Rosson named head of Texas A&M University department of agricultural economics | AgriLife Today
Writer: Blair Fannin
COLLEGE STATION – Dr. Parr Rosson has been named head of the department of agricultural economics at Texas A&M University, according to Dr. Mark Hussey, vice chancellor and dean of agriculture and life sciences for The Texas A&M University System at College Station.
“Parr is uniquely qualified to lead our agricultural economics department and build upon some of the nation’s top faculty, students, research and extension programming,” Hussey said.
Rosson assumes the department’s top leadership position after the retirement of Dr. John Nichols.
Dr. Parr Rosson has been named head of the department of agricultural economics at Texas A&M University.
“I am looking forward to my new role, but most importantly working with some outstanding individuals in teaching, research and extension,” Rosson said. “My approach will be vision-led, engaged and highly active, participatory and facilitative, team focused and mission-oriented.”
Rosson has served as director of the Center for North American Studies at Texas A&M and as an economist with the Texas AgriLife Extension Service since 1989, specializing in international trade and marketing.
Most recently, his AgriLife Extension programming efforts have focused on exporting agricultural products to Cuba and other emerging markets, as well as the economic impacts of immigrant labor and invasive species. Much of this work has been provided to U.S. Congressional committees, state officials, commodity associations and farm organization leadership. His applied research efforts are directed to support his AgriLife Extension programs.
Rosson also teaches two upper-level undergraduate courses – international trade and agriculture and international agribusiness marketing.
Since 1995, Rosson has taught two masters level courses at Universidad del Valle de Guatemala in applied economics and business administration, which now have 150 graduates. He has been director of the program in Guatemala since 2005.
Rosson has also co-authored a textbook, An Introduction to Agricultural Economics. The book is now in its fifth edition and has been adopted by 68 institutions in the U.S. and other countries.

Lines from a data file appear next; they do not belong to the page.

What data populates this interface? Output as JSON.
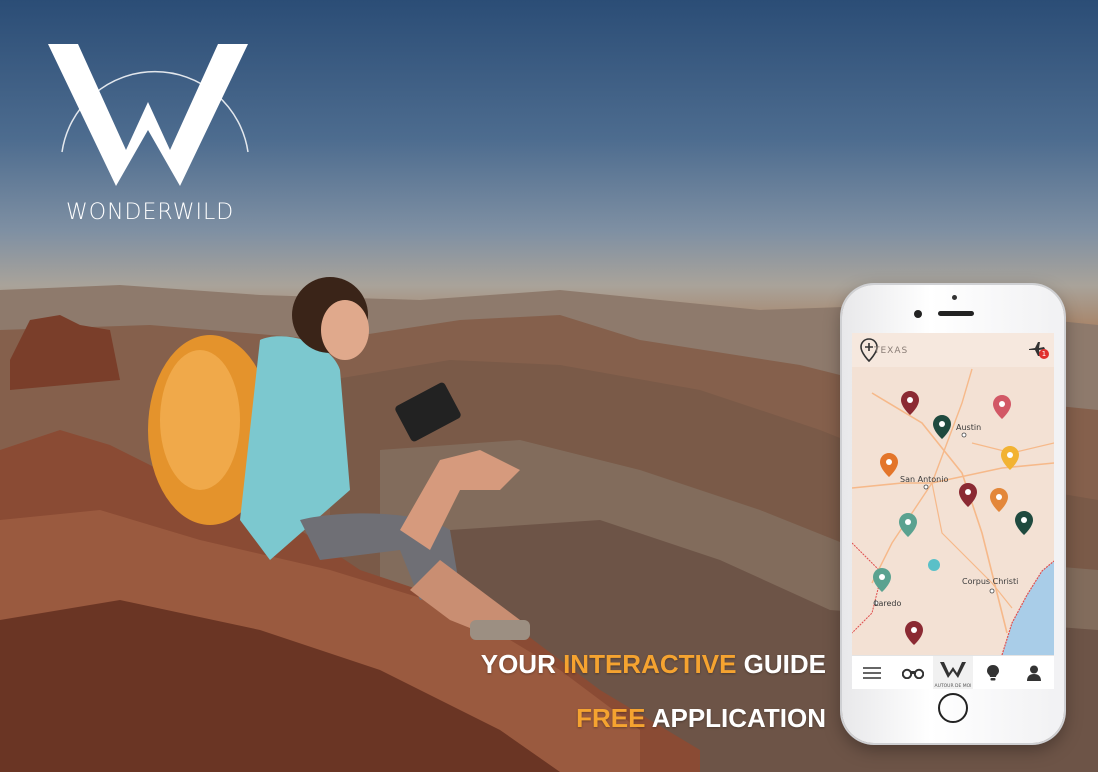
{
  "brand": {
    "name": "WONDERWILD"
  },
  "taglines": {
    "line1_part1": "YOUR ",
    "line1_accent": "INTERACTIVE",
    "line1_part2": " GUIDE",
    "line2_accent": "FREE",
    "line2_part": " APPLICATION"
  },
  "colors": {
    "accent": "#f5a330",
    "text": "#ffffff",
    "badge": "#e0302c"
  },
  "app": {
    "header": {
      "location": "TEXAS",
      "notification_count": "1",
      "left_icon": "pin-plus-icon",
      "right_icon": "plane-icon"
    },
    "map": {
      "cities": {
        "austin": "Austin",
        "san_antonio": "San Antonio",
        "corpus_christi": "Corpus Christi",
        "laredo": "Laredo"
      },
      "pin_colors": [
        "#8b2a33",
        "#c94a5a",
        "#1f4a3f",
        "#e3752a",
        "#f2b333",
        "#5aa290",
        "#e3873a"
      ]
    },
    "tabs": [
      {
        "icon": "menu-icon",
        "label": ""
      },
      {
        "icon": "binoculars-icon",
        "label": ""
      },
      {
        "icon": "wonderwild-logo-icon",
        "label": "AUTOUR DE MOI"
      },
      {
        "icon": "lightbulb-icon",
        "label": ""
      },
      {
        "icon": "user-icon",
        "label": ""
      }
    ]
  }
}
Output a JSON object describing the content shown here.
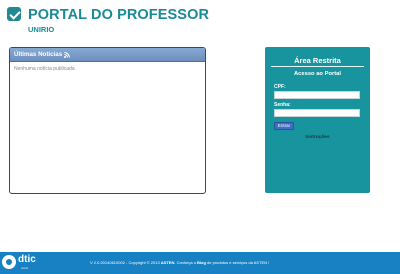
{
  "header": {
    "title": "PORTAL DO PROFESSOR",
    "subtitle": "UNIRIO"
  },
  "news": {
    "title": "Últimas Notícias",
    "empty_message": "Nenhuma notícia publicada"
  },
  "login": {
    "title": "Área Restrita",
    "subtitle": "Acesso ao Portal",
    "cpf_label": "CPF:",
    "cpf_value": "",
    "password_label": "Senha:",
    "password_value": "",
    "submit_label": "Entrar",
    "instructions_link": "Instruções"
  },
  "footer": {
    "brand": "dtic",
    "brand_sub": "unirio",
    "version": "V 2.0.20140610002 - Copyright © 2013 ",
    "company": "ASTEN",
    "text_mid": ". Conheça o ",
    "blog": "Blog",
    "text_end": " de produtos e serviços da ASTEN !"
  },
  "colors": {
    "brand_teal": "#1a8a96",
    "restricted_bg": "#17949e",
    "footer_bg": "#1781c4",
    "news_header": "#6c8fbd",
    "button_blue": "#3d6fc4"
  }
}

Rosson holds a bachelor’s degree in agronomy, plus master’s and doctoral degrees in agricultural economics, from Texas A&M.